**AIM OF THE EXERCISE:** Filter the records for "Thailand" and keep each line that has it.

Data records for software interfaces
++++++++
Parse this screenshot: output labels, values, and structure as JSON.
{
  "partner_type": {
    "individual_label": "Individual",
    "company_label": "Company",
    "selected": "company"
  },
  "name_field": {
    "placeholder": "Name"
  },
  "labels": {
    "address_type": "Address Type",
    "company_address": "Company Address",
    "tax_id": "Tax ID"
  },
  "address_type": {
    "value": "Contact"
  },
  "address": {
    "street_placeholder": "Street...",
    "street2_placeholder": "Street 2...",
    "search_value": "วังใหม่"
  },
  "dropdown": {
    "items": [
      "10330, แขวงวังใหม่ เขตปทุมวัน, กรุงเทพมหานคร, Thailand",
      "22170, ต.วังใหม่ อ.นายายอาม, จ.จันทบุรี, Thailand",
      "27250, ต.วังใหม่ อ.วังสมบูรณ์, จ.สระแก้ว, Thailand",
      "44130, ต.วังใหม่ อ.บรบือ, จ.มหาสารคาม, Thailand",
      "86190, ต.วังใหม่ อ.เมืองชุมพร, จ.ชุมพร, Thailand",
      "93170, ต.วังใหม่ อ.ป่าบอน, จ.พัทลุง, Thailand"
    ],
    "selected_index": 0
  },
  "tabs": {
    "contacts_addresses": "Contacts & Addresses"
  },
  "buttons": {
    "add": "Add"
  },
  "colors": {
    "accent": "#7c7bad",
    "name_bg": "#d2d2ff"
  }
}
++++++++
**WRITTEN RESPONSE:**
      "10330, แขวงวังใหม่ เขตปทุมวัน, กรุงเทพมหานคร, Thailand",
      "22170, ต.วังใหม่ อ.นายายอาม, จ.จันทบุรี, Thailand",
      "27250, ต.วังใหม่ อ.วังสมบูรณ์, จ.สระแก้ว, Thailand",
      "44130, ต.วังใหม่ อ.บรบือ, จ.มหาสารคาม, Thailand",
      "86190, ต.วังใหม่ อ.เมืองชุมพร, จ.ชุมพร, Thailand",
      "93170, ต.วังใหม่ อ.ป่าบอน, จ.พัทลุง, Thailand"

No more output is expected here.